Work instructions: A verbatim repeat of the records beneath this line is needed.

Data:
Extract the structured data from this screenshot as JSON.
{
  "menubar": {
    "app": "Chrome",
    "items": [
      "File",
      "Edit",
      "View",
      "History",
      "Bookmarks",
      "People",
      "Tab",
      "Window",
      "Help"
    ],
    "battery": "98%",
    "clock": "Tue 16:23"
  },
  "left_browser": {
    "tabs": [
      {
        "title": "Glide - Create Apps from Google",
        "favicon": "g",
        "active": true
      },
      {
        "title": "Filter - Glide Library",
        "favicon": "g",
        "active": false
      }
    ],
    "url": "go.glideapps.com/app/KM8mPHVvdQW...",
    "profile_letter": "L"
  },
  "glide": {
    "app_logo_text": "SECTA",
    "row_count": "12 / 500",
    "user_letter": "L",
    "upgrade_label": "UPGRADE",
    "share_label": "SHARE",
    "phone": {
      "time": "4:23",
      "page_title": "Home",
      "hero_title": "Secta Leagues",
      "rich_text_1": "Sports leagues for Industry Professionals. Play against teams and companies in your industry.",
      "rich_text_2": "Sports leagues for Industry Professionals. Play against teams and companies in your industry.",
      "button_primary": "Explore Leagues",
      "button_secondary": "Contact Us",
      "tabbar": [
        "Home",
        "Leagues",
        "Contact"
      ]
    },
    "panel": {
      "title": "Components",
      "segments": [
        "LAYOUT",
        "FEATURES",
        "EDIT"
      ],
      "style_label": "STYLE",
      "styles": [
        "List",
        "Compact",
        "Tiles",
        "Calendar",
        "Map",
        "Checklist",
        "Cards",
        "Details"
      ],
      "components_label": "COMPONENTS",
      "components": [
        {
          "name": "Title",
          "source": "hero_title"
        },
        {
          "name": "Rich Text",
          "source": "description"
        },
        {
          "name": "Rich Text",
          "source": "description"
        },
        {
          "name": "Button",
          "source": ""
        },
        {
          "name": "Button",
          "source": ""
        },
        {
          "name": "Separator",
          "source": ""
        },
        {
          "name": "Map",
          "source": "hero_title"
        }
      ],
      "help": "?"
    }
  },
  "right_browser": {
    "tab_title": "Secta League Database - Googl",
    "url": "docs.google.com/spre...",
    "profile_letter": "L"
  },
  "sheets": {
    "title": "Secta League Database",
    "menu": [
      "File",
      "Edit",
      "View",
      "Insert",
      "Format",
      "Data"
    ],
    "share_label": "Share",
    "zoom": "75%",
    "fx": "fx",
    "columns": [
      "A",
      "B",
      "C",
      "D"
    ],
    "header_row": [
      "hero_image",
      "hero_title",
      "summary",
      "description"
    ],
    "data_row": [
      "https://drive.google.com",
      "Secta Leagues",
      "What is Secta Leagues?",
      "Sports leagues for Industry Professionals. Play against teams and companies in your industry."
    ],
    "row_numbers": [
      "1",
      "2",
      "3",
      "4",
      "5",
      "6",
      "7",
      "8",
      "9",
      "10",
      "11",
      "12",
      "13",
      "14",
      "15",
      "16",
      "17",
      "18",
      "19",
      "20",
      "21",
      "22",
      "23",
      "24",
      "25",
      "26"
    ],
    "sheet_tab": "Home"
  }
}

Your solution:
Extract the structured data from this screenshot as JSON.
{
  "menubar": {
    "app": "Chrome",
    "items": [
      "File",
      "Edit",
      "View",
      "History",
      "Bookmarks",
      "People",
      "Tab",
      "Window",
      "Help"
    ],
    "battery": "98%",
    "clock": "Tue 16:23"
  },
  "left_browser": {
    "tabs": [
      {
        "title": "Glide - Create Apps from Google",
        "favicon": "g",
        "active": true
      },
      {
        "title": "Filter - Glide Library",
        "favicon": "g",
        "active": false
      }
    ],
    "url": "go.glideapps.com/app/KM8mPHVvdQW...",
    "profile_letter": "L"
  },
  "glide": {
    "app_logo_text": "SECTA",
    "row_count": "12 / 500",
    "user_letter": "L",
    "upgrade_label": "UPGRADE",
    "share_label": "SHARE",
    "phone": {
      "time": "4:23",
      "page_title": "Home",
      "hero_title": "Secta Leagues",
      "rich_text_1": "Sports leagues for Industry Professionals. Play against teams and companies in your industry.",
      "rich_text_2": "Sports leagues for Industry Professionals. Play against teams and companies in your industry.",
      "button_primary": "Explore Leagues",
      "button_secondary": "Contact Us",
      "tabbar": [
        "Home",
        "Leagues",
        "Contact"
      ]
    },
    "panel": {
      "title": "Components",
      "segments": [
        "LAYOUT",
        "FEATURES",
        "EDIT"
      ],
      "style_label": "STYLE",
      "styles": [
        "List",
        "Compact",
        "Tiles",
        "Calendar",
        "Map",
        "Checklist",
        "Cards",
        "Details"
      ],
      "components_label": "COMPONENTS",
      "components": [
        {
          "name": "Title",
          "source": "hero_title"
        },
        {
          "name": "Rich Text",
          "source": "description"
        },
        {
          "name": "Rich Text",
          "source": "description"
        },
        {
          "name": "Button",
          "source": ""
        },
        {
          "name": "Button",
          "source": ""
        },
        {
          "name": "Separator",
          "source": ""
        },
        {
          "name": "Map",
          "source": "hero_title"
        }
      ],
      "help": "?"
    }
  },
  "right_browser": {
    "tab_title": "Secta League Database - Googl",
    "url": "docs.google.com/spre...",
    "profile_letter": "L"
  },
  "sheets": {
    "title": "Secta League Database",
    "menu": [
      "File",
      "Edit",
      "View",
      "Insert",
      "Format",
      "Data"
    ],
    "share_label": "Share",
    "zoom": "75%",
    "fx": "fx",
    "columns": [
      "A",
      "B",
      "C",
      "D"
    ],
    "header_row": [
      "hero_image",
      "hero_title",
      "summary",
      "description"
    ],
    "data_row": [
      "https://drive.google.com",
      "Secta Leagues",
      "What is Secta Leagues?",
      "Sports leagues for Industry Professionals. Play against teams and companies in your industry."
    ],
    "row_numbers": [
      "1",
      "2",
      "3",
      "4",
      "5",
      "6",
      "7",
      "8",
      "9",
      "10",
      "11",
      "12",
      "13",
      "14",
      "15",
      "16",
      "17",
      "18",
      "19",
      "20",
      "21",
      "22",
      "23",
      "24",
      "25",
      "26"
    ],
    "sheet_tab": "Home"
  }
}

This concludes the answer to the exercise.